Marcus Freeman

The ranks of major college Black head coaches are never swollen, and there remain many Power 5 and predominantly white colleges that have yet to hire their first one. But as the college football season nears the end of its first month, there are two new Black head coaches who are in charge of high profile programs that face major challenges. Both Marcus Freeman at Notre Dame and Mickey Joseph at Nebraska are also first year and first time head coaches as well.

Notre Dame’s Freeman was the universal choice of the players to replace Brian Kelly after he left for the head coaching job at Louisiana State University. Freeman was linebackers coach as well as defensive coordinator at Notre Dame in 2021, and Kelly tried to get him to accept that same position at LSU. But Freeman instead became Notre Dame’s second Black head coach.

Things got off to a tough start for Freeman’s team, although it was expected that they would lose their opener to Ohio State, one of the favorites to win the national title. What wasn’t so expected was the second loss to Marshall,. a team that Notre Dame was paying over a million to be an expected easy win at home. Instead it was a tough 21-20 loss and the skeptics began voicing doubts about Freeman after only two games.

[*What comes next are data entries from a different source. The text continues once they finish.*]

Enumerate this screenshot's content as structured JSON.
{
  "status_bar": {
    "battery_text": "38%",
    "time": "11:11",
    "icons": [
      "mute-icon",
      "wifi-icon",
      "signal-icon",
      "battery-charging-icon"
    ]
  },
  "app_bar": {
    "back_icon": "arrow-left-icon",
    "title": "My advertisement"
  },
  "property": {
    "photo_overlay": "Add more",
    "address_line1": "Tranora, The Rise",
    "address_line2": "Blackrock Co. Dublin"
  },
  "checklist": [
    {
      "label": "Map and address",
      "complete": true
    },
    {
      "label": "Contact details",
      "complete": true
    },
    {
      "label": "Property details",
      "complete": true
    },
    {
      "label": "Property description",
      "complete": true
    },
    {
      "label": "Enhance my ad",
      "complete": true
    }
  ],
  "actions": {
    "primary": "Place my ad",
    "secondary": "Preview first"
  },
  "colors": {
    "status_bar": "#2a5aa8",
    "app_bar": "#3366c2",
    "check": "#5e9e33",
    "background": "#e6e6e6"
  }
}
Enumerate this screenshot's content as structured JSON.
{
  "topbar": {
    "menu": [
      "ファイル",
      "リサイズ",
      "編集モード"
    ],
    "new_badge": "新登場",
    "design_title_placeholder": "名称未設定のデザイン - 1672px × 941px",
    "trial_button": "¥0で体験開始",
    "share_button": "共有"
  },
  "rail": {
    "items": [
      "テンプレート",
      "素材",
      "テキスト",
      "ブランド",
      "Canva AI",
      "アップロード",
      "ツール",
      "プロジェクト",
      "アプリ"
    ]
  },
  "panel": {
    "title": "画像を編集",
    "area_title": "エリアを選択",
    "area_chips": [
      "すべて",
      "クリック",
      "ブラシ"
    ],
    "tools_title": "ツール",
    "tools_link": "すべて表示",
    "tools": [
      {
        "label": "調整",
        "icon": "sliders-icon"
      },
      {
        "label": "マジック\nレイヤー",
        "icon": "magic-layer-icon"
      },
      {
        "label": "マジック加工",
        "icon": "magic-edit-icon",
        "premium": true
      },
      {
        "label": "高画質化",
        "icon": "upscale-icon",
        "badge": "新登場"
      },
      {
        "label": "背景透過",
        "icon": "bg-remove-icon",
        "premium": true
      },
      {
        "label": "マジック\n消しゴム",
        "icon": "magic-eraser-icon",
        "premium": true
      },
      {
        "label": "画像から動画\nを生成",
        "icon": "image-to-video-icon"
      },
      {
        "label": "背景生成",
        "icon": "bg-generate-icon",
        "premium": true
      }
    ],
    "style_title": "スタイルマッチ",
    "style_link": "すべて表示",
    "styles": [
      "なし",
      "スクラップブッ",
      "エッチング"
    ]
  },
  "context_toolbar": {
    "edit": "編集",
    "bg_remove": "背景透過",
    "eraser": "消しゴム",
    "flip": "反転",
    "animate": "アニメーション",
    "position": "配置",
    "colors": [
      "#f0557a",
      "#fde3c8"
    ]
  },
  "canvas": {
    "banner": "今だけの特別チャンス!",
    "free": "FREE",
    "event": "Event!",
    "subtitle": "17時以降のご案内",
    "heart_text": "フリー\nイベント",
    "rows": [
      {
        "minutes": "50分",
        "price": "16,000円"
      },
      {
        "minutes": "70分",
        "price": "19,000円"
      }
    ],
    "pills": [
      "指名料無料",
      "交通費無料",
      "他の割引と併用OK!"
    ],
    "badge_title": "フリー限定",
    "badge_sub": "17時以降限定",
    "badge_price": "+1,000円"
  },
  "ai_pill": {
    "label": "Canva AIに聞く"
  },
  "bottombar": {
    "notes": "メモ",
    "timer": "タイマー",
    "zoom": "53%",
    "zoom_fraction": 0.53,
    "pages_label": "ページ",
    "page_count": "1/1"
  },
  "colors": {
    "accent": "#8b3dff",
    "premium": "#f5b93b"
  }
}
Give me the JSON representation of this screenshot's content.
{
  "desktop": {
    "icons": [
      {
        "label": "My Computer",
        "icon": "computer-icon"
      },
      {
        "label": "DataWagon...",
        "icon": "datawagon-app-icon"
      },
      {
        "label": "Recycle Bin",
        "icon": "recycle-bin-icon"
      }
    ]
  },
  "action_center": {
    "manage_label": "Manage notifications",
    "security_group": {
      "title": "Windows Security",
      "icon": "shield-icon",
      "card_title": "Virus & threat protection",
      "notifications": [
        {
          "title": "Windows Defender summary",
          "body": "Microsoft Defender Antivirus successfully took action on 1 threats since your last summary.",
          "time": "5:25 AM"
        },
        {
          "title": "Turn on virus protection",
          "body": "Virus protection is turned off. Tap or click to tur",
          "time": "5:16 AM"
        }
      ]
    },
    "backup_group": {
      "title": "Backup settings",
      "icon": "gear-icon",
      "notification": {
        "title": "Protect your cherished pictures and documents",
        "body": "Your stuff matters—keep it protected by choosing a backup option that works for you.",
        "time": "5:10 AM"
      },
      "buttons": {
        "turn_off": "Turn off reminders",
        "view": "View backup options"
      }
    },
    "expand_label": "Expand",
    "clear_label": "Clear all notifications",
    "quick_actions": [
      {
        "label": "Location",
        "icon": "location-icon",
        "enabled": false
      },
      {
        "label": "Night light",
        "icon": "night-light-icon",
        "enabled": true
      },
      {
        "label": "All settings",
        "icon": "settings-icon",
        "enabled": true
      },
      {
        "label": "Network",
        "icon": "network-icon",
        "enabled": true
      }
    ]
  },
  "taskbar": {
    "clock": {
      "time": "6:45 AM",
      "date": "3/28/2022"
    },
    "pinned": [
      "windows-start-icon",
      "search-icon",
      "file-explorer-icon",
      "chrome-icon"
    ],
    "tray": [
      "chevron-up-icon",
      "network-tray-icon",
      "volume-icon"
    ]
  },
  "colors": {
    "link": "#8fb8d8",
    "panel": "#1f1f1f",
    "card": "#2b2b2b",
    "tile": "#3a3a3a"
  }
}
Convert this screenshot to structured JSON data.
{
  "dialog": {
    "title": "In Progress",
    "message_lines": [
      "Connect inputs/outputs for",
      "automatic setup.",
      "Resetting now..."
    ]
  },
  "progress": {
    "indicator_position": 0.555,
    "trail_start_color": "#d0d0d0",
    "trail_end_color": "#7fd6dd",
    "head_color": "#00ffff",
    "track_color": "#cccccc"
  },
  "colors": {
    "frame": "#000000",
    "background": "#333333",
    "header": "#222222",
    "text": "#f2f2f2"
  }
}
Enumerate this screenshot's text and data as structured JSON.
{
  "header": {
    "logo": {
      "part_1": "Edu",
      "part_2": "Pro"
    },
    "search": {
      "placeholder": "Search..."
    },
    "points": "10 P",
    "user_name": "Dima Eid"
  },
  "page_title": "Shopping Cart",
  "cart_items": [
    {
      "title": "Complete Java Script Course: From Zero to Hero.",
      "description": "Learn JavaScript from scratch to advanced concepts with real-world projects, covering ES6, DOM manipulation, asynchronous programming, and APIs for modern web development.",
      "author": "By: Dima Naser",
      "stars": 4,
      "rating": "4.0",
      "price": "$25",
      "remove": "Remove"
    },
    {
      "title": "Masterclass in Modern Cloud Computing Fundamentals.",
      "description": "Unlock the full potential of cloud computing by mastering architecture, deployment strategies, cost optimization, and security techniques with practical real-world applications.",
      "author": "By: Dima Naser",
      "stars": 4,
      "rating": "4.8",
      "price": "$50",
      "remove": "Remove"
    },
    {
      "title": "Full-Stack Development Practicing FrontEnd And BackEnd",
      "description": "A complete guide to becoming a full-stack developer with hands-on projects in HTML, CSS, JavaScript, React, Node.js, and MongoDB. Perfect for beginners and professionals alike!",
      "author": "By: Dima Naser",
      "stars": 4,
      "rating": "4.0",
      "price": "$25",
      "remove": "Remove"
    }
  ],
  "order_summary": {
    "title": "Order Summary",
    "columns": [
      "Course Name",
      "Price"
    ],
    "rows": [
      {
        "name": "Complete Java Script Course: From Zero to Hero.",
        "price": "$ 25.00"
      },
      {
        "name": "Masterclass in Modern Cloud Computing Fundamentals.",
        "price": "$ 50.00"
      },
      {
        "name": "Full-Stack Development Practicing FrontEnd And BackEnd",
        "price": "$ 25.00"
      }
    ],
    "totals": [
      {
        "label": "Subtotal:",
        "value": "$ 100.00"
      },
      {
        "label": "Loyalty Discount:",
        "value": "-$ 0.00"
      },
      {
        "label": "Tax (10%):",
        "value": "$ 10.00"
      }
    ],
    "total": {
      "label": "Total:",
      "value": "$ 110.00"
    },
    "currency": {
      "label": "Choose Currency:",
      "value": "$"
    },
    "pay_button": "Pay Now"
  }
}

Notre Dame bounced back this past Saturday, defeating California 20-17. While the victory will calm some fears for the short term, Freeman knows he’s under a super microscope. Every Notre Dame home game is on NBC, and most of the road games are shown on other networks. The schedule is a tough one that includes games against nationally ranked foes BYU, Clemson and Southern Cal. But Freeman is quite confident in his abilities, and when he took the job publicly acknowledged the degree of difficulty and level of exposure that goes with the position of Notre Dame head coach.

“Wow, I’m the head coach at the University of Notre Dame,” the 36-year-old Freeman said last December upon taking the job. “it’s been business as usual. Once that (first) second goes up, it’s about, get back to work, get back to work.” Though he lost his first game in last year’s Fiesta Bowl to Oklahomas State and took a pair of early losses this year, most observers feel Freeman will eventually get Notre Dame back in title contention. 

Joseph has only been on the job one week, but his first game wasn’t a good one. The sixth-ranked Oklahoma Sooners crushed Nebraska 49-14, and though he’d only been in charge a week Joseph took full blame for his team’s poor showing. “This is on me, not my players, not my assistant coaches,” Joseph told ABC News, :I’ve got to do a better job, and I will. I’ve got to accept responsibility for it, and I have. We’ve got eight games left, and we’re going to get ready to win some games.”

Joseph is in a much tougher spot than Freeman, who has a guaranteed five-hear contract. He’s an interim figure, part of the coaching staff assembled by former head coach Scott Frost. Frost, who won a Heisman Trophy while quarterbacking Nebraska to a national championship in the late ‘90s, was brought in to re-establish the domination of past Cornhusker squads. Instead, Frost, who began in 2018, had a 16-31 career mark, and a 5-22 record in one-score games, the worse mark among FBS teams during that period. Nebraska was so anxious to can him after their 1-2 start they fired him prior to Oct. 1, when his $15 million dollar buyout would have dropped to $7.5 million.

So Joseph must try and build a winner in an atmosphere of gloom, with rumors swirling that Urban Meyer (among others) is already being considered for the full-time job. Both he and Freeman know that the rest of the year the progress of their team will be closely watched, and their coaching performances constantly watched and evaluated.